__Exercise__. All lines in the data below carrying the string "interaction" are to be located and copied.

═══ Given records

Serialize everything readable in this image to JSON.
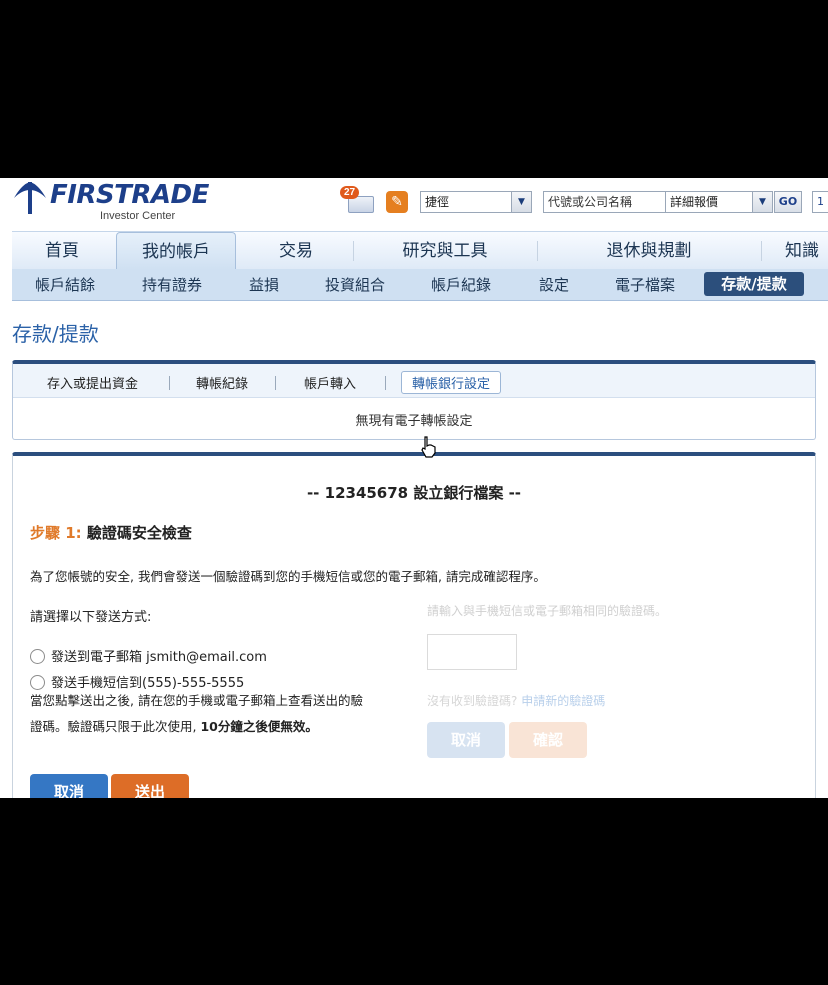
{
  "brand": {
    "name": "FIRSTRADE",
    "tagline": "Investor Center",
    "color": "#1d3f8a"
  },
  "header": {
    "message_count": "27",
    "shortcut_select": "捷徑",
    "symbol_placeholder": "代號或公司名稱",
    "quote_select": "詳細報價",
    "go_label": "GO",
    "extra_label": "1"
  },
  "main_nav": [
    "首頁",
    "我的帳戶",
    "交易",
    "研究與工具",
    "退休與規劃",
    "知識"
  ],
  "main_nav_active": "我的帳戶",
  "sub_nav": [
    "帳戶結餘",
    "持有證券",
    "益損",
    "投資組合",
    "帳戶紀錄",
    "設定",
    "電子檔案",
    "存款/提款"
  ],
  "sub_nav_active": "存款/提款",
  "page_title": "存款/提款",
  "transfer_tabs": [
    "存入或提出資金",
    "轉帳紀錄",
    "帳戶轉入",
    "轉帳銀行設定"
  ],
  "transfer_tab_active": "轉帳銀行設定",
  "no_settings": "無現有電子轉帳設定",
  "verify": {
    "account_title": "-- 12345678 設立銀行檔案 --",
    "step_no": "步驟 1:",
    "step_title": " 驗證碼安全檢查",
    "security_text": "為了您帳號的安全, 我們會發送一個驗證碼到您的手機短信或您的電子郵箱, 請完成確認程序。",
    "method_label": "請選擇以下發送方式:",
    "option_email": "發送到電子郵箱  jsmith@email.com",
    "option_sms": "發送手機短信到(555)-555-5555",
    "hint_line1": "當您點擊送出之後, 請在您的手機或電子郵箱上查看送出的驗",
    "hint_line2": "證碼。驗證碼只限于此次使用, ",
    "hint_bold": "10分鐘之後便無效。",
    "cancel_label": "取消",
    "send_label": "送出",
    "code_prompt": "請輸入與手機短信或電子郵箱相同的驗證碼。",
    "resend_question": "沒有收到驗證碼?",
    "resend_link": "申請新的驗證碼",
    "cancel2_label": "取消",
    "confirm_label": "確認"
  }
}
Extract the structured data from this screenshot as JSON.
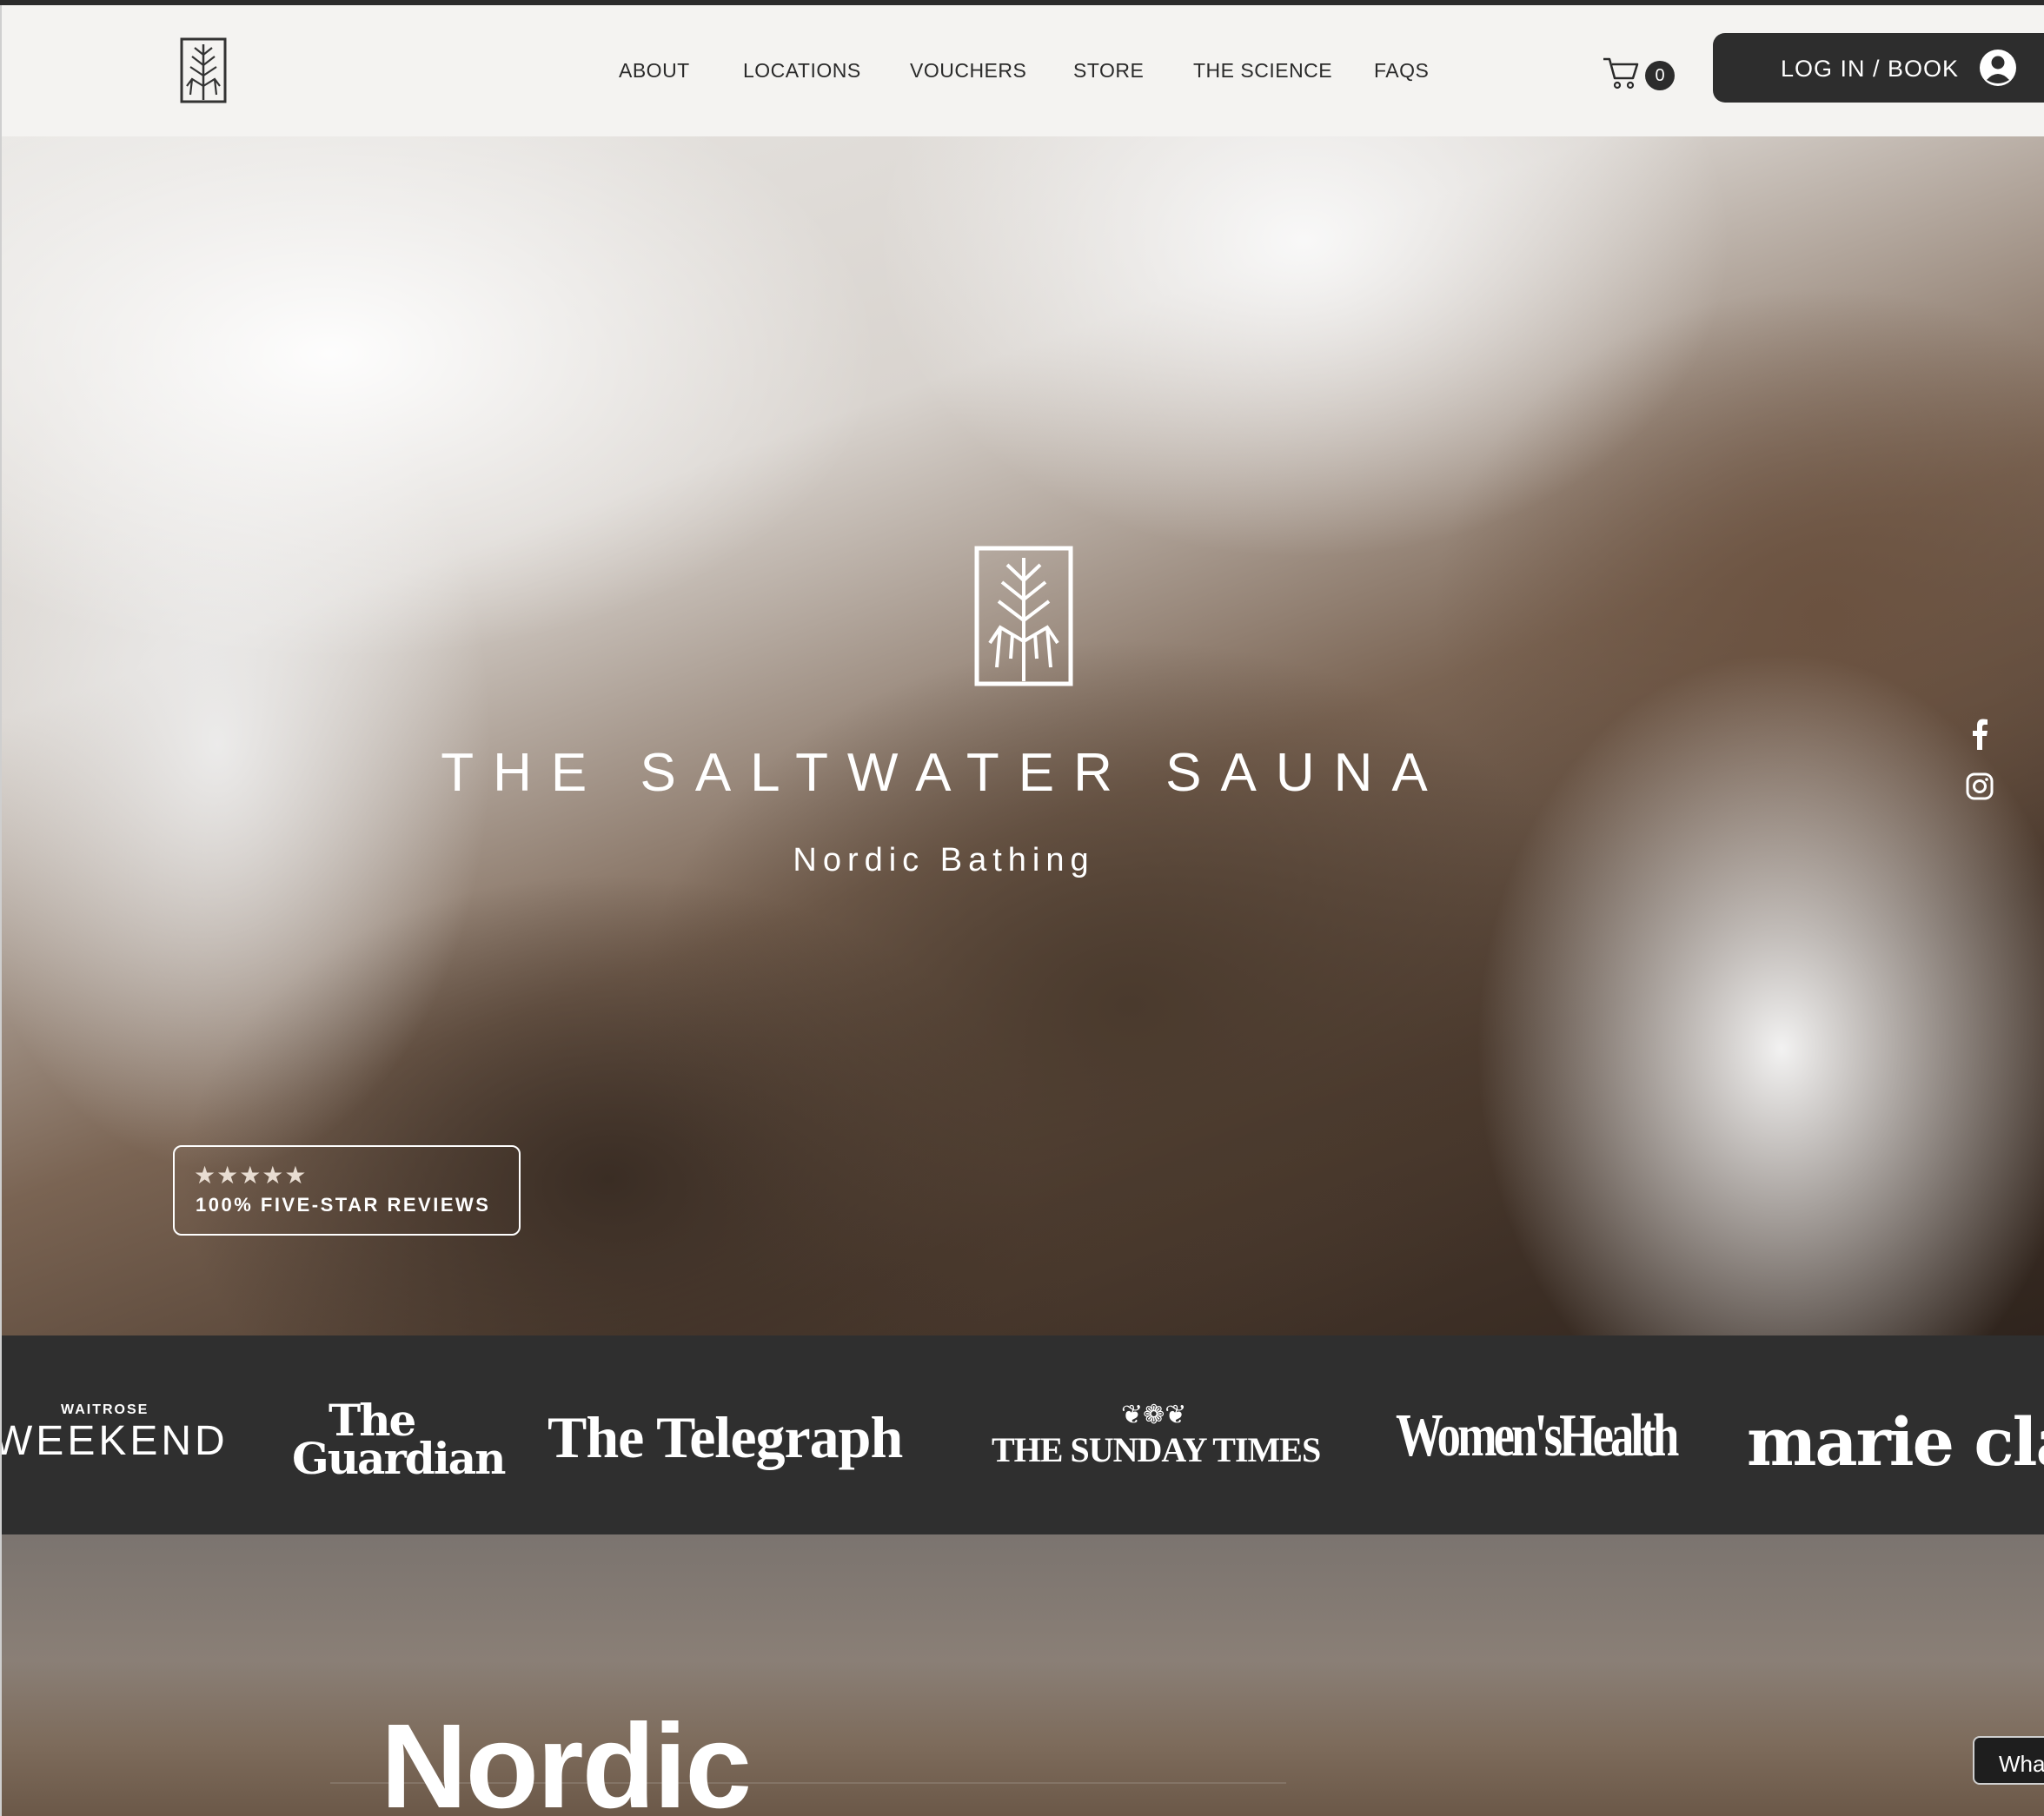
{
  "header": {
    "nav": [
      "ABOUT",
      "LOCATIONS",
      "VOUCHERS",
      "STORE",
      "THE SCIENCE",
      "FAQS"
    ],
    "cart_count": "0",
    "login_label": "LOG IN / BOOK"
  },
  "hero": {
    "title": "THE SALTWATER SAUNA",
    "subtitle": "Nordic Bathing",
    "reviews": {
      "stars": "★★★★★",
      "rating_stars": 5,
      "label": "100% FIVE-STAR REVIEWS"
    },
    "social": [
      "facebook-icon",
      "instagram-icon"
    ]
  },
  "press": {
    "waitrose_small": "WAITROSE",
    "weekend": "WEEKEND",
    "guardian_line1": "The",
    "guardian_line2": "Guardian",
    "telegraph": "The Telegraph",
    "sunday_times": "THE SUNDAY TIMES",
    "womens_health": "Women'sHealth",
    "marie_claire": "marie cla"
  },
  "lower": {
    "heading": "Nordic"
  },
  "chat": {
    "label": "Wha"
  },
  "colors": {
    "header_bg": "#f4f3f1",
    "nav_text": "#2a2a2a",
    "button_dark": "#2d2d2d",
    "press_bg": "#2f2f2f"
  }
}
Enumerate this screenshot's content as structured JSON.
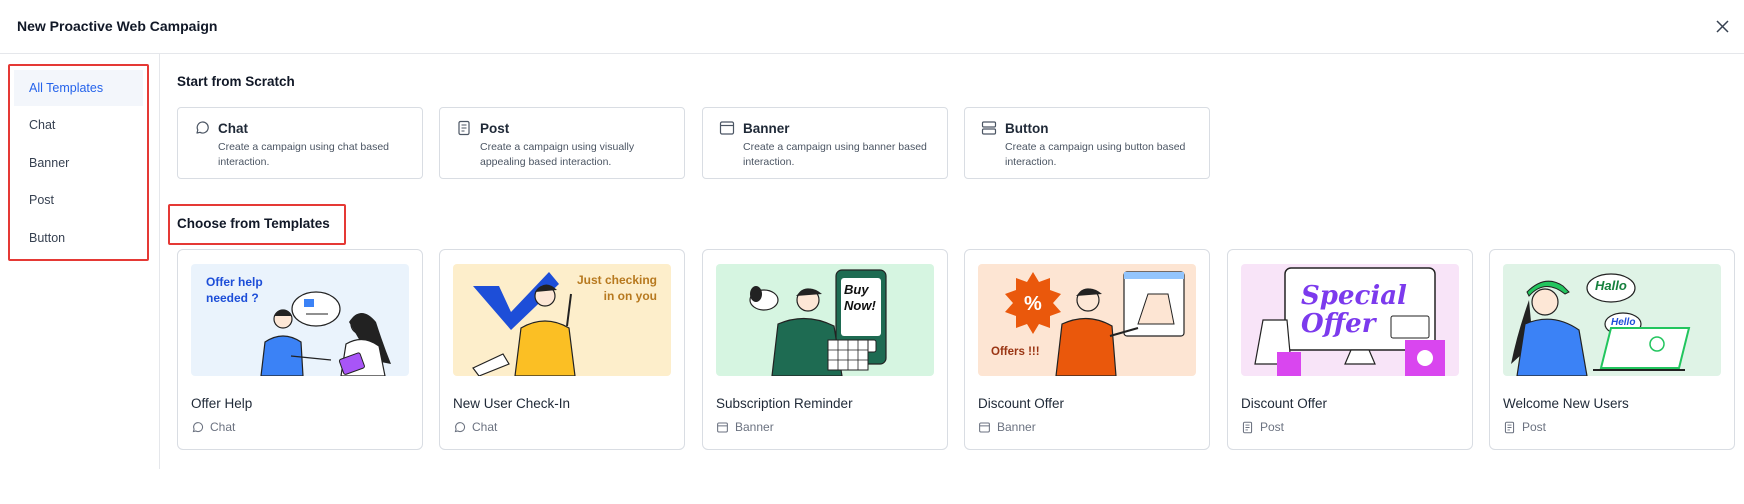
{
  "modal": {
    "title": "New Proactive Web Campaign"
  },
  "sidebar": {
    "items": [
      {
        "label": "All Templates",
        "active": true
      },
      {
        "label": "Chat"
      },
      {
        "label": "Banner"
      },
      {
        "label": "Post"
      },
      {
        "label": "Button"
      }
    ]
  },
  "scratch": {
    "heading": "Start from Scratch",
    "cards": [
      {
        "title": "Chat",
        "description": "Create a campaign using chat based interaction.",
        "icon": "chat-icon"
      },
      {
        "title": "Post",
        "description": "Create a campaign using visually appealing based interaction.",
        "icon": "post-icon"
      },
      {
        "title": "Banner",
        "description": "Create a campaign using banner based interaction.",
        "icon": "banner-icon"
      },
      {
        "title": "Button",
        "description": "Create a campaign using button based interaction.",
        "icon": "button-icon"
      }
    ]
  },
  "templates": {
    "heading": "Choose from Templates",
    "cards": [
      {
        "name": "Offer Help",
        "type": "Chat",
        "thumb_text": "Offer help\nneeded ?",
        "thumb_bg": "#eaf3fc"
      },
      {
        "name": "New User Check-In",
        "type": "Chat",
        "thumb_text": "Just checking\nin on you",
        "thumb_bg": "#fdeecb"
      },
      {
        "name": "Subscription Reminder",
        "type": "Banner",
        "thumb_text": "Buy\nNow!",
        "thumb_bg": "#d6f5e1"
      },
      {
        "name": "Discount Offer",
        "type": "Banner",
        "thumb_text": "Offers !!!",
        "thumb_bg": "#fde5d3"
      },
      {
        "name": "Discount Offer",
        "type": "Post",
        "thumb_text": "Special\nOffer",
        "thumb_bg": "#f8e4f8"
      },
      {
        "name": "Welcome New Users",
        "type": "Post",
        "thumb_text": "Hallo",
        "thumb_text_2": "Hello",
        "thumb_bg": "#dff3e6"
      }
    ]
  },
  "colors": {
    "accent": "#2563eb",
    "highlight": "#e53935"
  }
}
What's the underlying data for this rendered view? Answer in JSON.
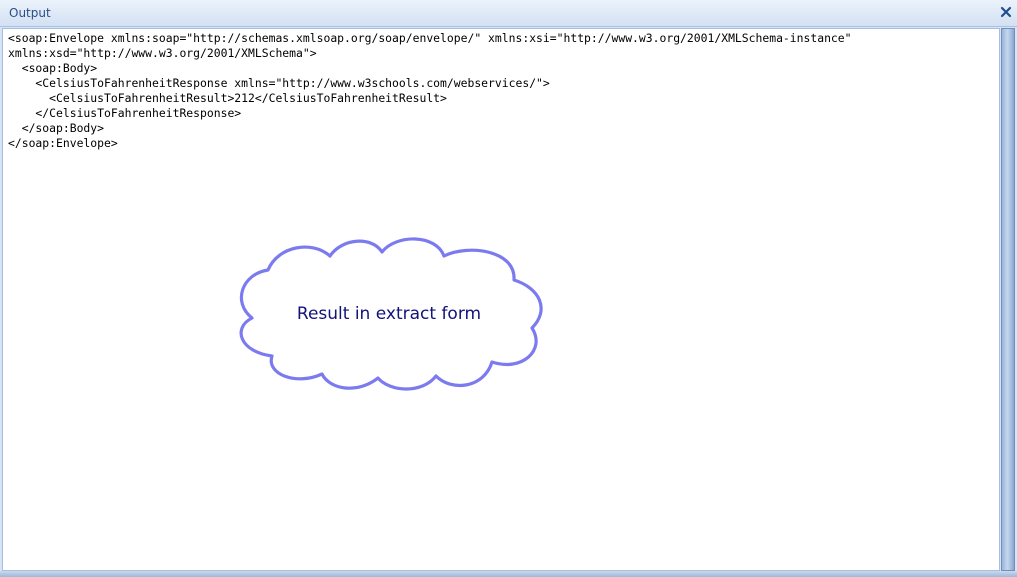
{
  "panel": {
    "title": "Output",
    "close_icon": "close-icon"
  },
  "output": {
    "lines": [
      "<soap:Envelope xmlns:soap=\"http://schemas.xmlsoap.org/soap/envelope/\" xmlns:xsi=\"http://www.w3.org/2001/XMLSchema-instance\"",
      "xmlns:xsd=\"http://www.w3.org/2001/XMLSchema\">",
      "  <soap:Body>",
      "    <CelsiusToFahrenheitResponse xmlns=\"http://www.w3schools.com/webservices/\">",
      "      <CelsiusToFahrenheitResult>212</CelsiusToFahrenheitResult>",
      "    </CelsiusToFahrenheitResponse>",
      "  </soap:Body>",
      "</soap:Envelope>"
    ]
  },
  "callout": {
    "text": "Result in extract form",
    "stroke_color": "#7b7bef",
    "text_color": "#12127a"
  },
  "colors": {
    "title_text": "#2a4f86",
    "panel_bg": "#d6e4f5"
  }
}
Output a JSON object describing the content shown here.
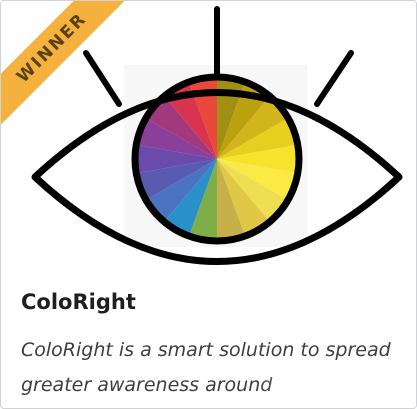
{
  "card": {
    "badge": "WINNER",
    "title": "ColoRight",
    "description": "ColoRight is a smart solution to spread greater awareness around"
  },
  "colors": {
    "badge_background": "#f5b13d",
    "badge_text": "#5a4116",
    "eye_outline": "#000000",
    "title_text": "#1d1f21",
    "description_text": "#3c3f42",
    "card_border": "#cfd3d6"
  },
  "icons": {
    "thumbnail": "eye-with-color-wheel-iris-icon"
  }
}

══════

__Task result__.
        "description": "Create a campaign using chat based interaction.",
        "description": "Create a campaign using visually appealing based interaction.",
        "description": "Create a campaign using banner based interaction.",
        "description": "Create a campaign using button based interaction.",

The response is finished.